Overheating can seriously damage a car's engine if left unchecked. Although overheating simply means that a car's engine temperature exceeds normal operating temperatures, the causes of overheating are varied. What follows is a brief list of some of the most common causes of engine overheating.
A car that overheats will often have a faulty radiator. A radiator is responsible for cooling hot engine coolant that picks up heat from inside a car's running engine. A radiator "radiates" the heat from engine coolant out into the outside air. A faulty radiator loses its "radiating" effects and allows engine coolant to become overheated, thus rendering it ineffective at adequately cooling and engine.
Faulty Water Pump
A faulty or malfunctioning water pump prevents adequate engine coolant flow and can cause a car to overheat. A water pump serves to pressurize and propel engine coolant throughout a car's engine and radiator to increase the heat-reducing capabilities of engine coolant. A faulty water pump loses its ability to adequately pump and propel engine coolant, and can cause a car to overheat.
Coolant System Leaks
A leaky engine coolant system reduces the level of circulating engine coolant, which increases engine temperature and leads to engine overheating. Radiators, water pumps, and coolant system hoses and seals--all of these coolant system parts can develop leaks, which can result in low coolant levels and engine overheating.
A car thermostat regulates the flow of engine coolant. A thermostat is a heat-sensitive valve that opens when a car engine reaches a set operating temperature and closes when a car engine is cold and warming up. If a thermostat gets stuck in the closed position, coolant will be prevented from reaching the engine, which will quickly lead to engine overheating and potential engine damage.

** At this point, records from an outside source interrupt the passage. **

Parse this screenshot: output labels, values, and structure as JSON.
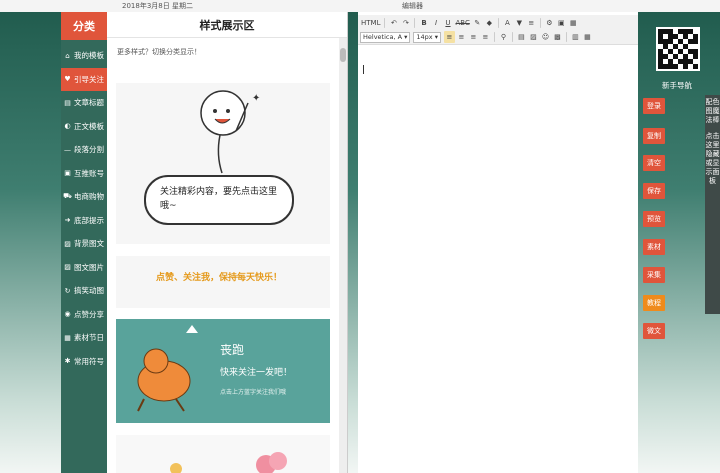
{
  "topbar": {
    "date": "2018年3月8日 星期二",
    "editor_title": "编辑器"
  },
  "categories": {
    "header": "分类",
    "items": [
      {
        "label": "我的模板",
        "icon": "home-icon"
      },
      {
        "label": "引导关注",
        "icon": "heart-icon",
        "active": true
      },
      {
        "label": "文章标题",
        "icon": "document-icon"
      },
      {
        "label": "正文模板",
        "icon": "circle-icon"
      },
      {
        "label": "段落分割",
        "icon": "dash-icon"
      },
      {
        "label": "互推账号",
        "icon": "account-icon"
      },
      {
        "label": "电商购物",
        "icon": "cart-icon"
      },
      {
        "label": "底部提示",
        "icon": "arrow-icon"
      },
      {
        "label": "背景图文",
        "icon": "image-icon"
      },
      {
        "label": "图文图片",
        "icon": "image-icon"
      },
      {
        "label": "搞笑动图",
        "icon": "refresh-icon"
      },
      {
        "label": "点赞分享",
        "icon": "share-icon"
      },
      {
        "label": "素材节日",
        "icon": "calendar-icon"
      },
      {
        "label": "常用符号",
        "icon": "symbol-icon"
      }
    ]
  },
  "style_panel": {
    "title": "样式展示区",
    "hint": "更多样式？切换分类显示！",
    "cards": {
      "follow_text": "关注精彩内容，要先点击这里哦~",
      "banner_text": "点赞、关注我，保持每天快乐！",
      "runner_title": "丧跑",
      "runner_sub": "快来关注一发吧！",
      "runner_small": "点击上方蓝字关注我们哦"
    }
  },
  "editor": {
    "font_family": "Helvetica, A",
    "font_size": "14px",
    "toolbar_row1": [
      "HTML",
      "↶",
      "↷",
      "B",
      "I",
      "U",
      "ABC",
      "✎",
      "◆",
      "A",
      "▼",
      "≡",
      "⚙",
      "▣",
      "▦"
    ],
    "toolbar_row2": [
      "≡",
      "≡",
      "≡",
      "≡",
      "⚲",
      "▤",
      "▨",
      "☺",
      "▩",
      "▥",
      "▦"
    ]
  },
  "right_panel": {
    "nav_title": "新手导航",
    "actions": [
      {
        "label": "登录",
        "color": "#e0553b"
      },
      {
        "label": "复制",
        "color": "#e0553b"
      },
      {
        "label": "清空",
        "color": "#e0553b"
      },
      {
        "label": "保存",
        "color": "#e0553b"
      },
      {
        "label": "预览",
        "color": "#e0553b"
      },
      {
        "label": "素材",
        "color": "#e0553b"
      },
      {
        "label": "采集",
        "color": "#e0553b"
      },
      {
        "label": "教程",
        "color": "#ef8b1c"
      },
      {
        "label": "微文",
        "color": "#e0553b"
      }
    ],
    "side_tab_top": "配色图魔法棒",
    "side_tab_bottom": "点击这里隐藏或显示面板"
  }
}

Low Engine Oil Level
Engine oil, in addition to lubricating an engine's internal parts, helps to keep engine operating temperatures reduced by eliminating friction within the engine. If engine oil levels are low, friction and heat build up inside an engine, a condition that causes increased engine operating temperatures and can lead to engine overheating.

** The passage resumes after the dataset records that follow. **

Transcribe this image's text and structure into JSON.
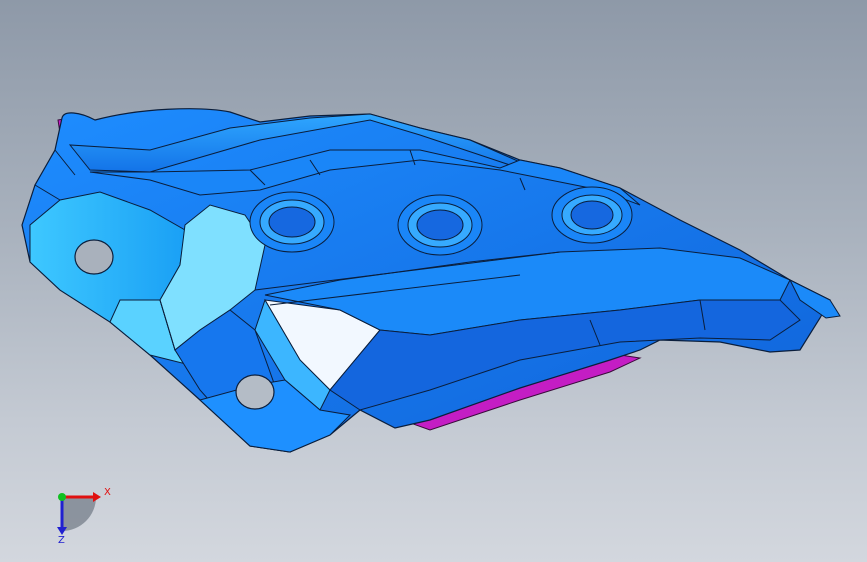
{
  "viewport": {
    "background_top": "#8e99a8",
    "background_bottom": "#d3d7de"
  },
  "model": {
    "face_color": "#1477f0",
    "highlight_color": "#22b4ff",
    "edge_color": "#0a1e3c",
    "underside_color": "#c81ec8"
  },
  "triad": {
    "x_label": "X",
    "z_label": "Z",
    "x_color": "#e01010",
    "y_color": "#10c020",
    "z_color": "#2020d0"
  }
}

Sounds like you have a faulty head gasket or maybe a cracked head.This can cause overheating and the check engine light to come on.The code for the o2 sensor is probably caused by coolant getting into the exhaust system and coating the sensor.The coolant fan may work but it cannot remove enough heat from the rad to make the engine cool off.Try some engine coolant stop leak to see if it will help.This maybe only a temperary fix.Let me know if you need more.MOE
its either of the 3 ur water pump is weak and couldnt supply the right amount of coolant to ur engine / ur radiator is clogged or your thermostatic valve is stuck up that restrict full flow of fluid to the radiator thats why when u use the heater that uses ur coolant hot water as a heating unit the temp. goes down...
Is your cooling fan kicking on when temp rises?Are you running antifreeze or just water?Possible calcium buildup in radiator or water pump not working at full potential.. I could be more helpful if more detail info was given....